The president mocked Republicans in Congress who voted in near unanimity against his economic stimulus plan but at home participate in ribbon-cuttings for the job-creating projects it has helped finance.
“If the ‘just say no’ crowd had won out,” he said, “if we had done things the way they wanted to go, we’d be in a deeper world of hurt than we are right now.”
Now, the notion that the economy has significantly improved is incontrovertible, despite the ongoing difficulties facing so many, and the fragility of the recovery.
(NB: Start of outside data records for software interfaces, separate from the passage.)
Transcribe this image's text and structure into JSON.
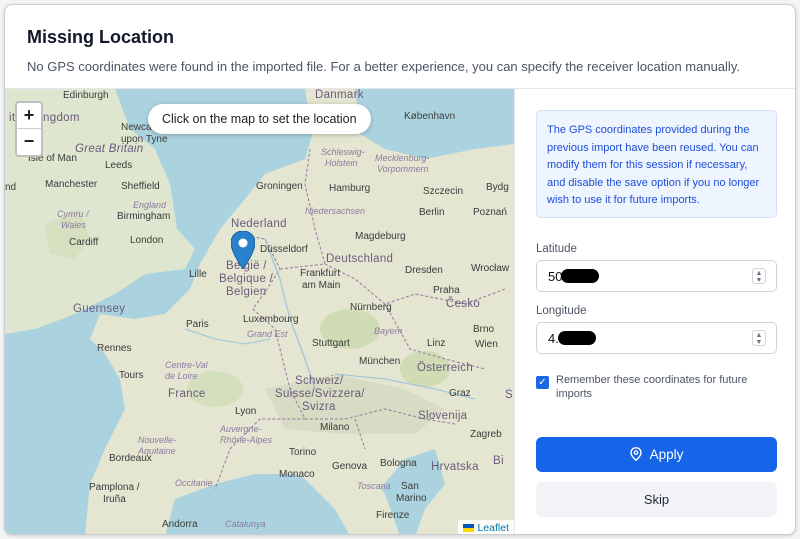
{
  "dialog": {
    "title": "Missing Location",
    "subtitle": "No GPS coordinates were found in the imported file. For a better experience, you can specify the receiver location manually."
  },
  "map": {
    "hint": "Click on the map to set the location",
    "zoom_in": "+",
    "zoom_out": "−",
    "attribution": "Leaflet",
    "labels": {
      "edinburgh": "Edinburgh",
      "united_kingdom": "ited Kingdom",
      "newcastle": "Newcastle",
      "upon_tyne": "upon Tyne",
      "great_britain": "Great Britain",
      "isle_of_man": "Isle of Man",
      "leeds": "Leeds",
      "nd": "nd",
      "manchester": "Manchester",
      "sheffield": "Sheffield",
      "cymru": "Cymru /",
      "wales": "Wales",
      "england": "England",
      "birmingham": "Birmingham",
      "cardiff": "Cardiff",
      "london": "London",
      "lille": "Lille",
      "guernsey": "Guernsey",
      "paris": "Paris",
      "rennes": "Rennes",
      "centre_val": "Centre-Val",
      "de_loire": "de Loire",
      "tours": "Tours",
      "france": "France",
      "nouvelle": "Nouvelle-",
      "aquitaine": "Aquitaine",
      "bordeaux": "Bordeaux",
      "occitanie": "Occitanie",
      "pamplona": "Pamplona /",
      "iruna": "Iruña",
      "andorra": "Andorra",
      "catalunya": "Catalunya",
      "danmark": "Danmark",
      "kobenhavn": "København",
      "schleswig": "Schleswig-",
      "holstein": "Holstein",
      "mecklenburg": "Mecklenburg-",
      "vorpommern": "Vorpommern",
      "groningen": "Groningen",
      "hamburg": "Hamburg",
      "szczecin": "Szczecin",
      "bydg": "Bydg",
      "nederland": "Nederland",
      "niedersachsen": "Niedersachsen",
      "berlin": "Berlin",
      "poznan": "Poznań",
      "dusseldorf": "Düsseldorf",
      "magdeburg": "Magdeburg",
      "belgie": "België /",
      "belgique": "Belgique /",
      "belgien": "Belgien",
      "deutschland": "Deutschland",
      "frankfurt": "Frankfurt",
      "am_main": "am Main",
      "dresden": "Dresden",
      "wroclaw": "Wrocław",
      "praha": "Praha",
      "cesko": "Česko",
      "luxembourg": "Luxembourg",
      "grand_est": "Grand Est",
      "nurnberg": "Nürnberg",
      "bayern": "Bayern",
      "stuttgart": "Stuttgart",
      "linz": "Linz",
      "brno": "Brno",
      "wien": "Wien",
      "munchen": "München",
      "osterreich": "Österreich",
      "schweiz": "Schweiz/",
      "suisse": "Suisse/Svizzera/",
      "svizra": "Svizra",
      "graz": "Graz",
      "lyon": "Lyon",
      "milano": "Milano",
      "auvergne": "Auvergne-",
      "rhone": "Rhône-Alpes",
      "slovenija": "Slovenija",
      "torino": "Torino",
      "zagreb": "Zagreb",
      "hrvatska": "Hrvatska",
      "monaco": "Monaco",
      "genova": "Genova",
      "bologna": "Bologna",
      "toscana": "Toscana",
      "san_marino_1": "San",
      "san_marino_2": "Marino",
      "firenze": "Firenze",
      "bih": "Bi",
      "srb": "S"
    }
  },
  "panel": {
    "info_text": "The GPS coordinates provided during the previous import have been reused. You can modify them for this session if necessary, and disable the save option if you no longer wish to use it for future imports.",
    "latitude_label": "Latitude",
    "latitude_value": "50",
    "longitude_label": "Longitude",
    "longitude_value": "4.",
    "remember_label": "Remember these coordinates for future imports",
    "remember_checked": true,
    "apply_label": "Apply",
    "skip_label": "Skip"
  },
  "colors": {
    "accent": "#1664e8",
    "info_bg": "#eef5ff",
    "info_text": "#1d4ed8",
    "sea": "#aad3df",
    "land": "#dfe6cf",
    "marker": "#2a81cb"
  }
}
But it’s that second point that seems especially important.
Indeed, if 2010 should be a referendum on anything, it should be in response to one straightforward question: when the Great Recession was at its worst, and the economy stood at the brink of collapse, who got it right and who got it wrong?
Obama said yesterday that “we’d be in a deeper world of hurt” if we’d listened to Republicans. It’s hard to overstate who painfully accurate this is. Go back and look at the GOP arguments from January and February 2009. How did they propose dealing with the crisis? By cutting government spending, pushing a balanced-budget amendment, demanding a capital gains tax cut, and imposing a five-year spending freeze.
Faced with the most pressing economic challenge in generations, the GOP proposed dangerous gibberish. The consequences of the Republican prescription would likely have been catastrophic.
There’s ample room for debate about whether the recovery efforts have been ambitious enough, and whether more can/should be done. But what’s beyond debate is that the United States was extremely fortunate that there was a Democratic majority in place 16 months ago. There’s certainly nothing wrong with the president reminding folks about this nagging detail.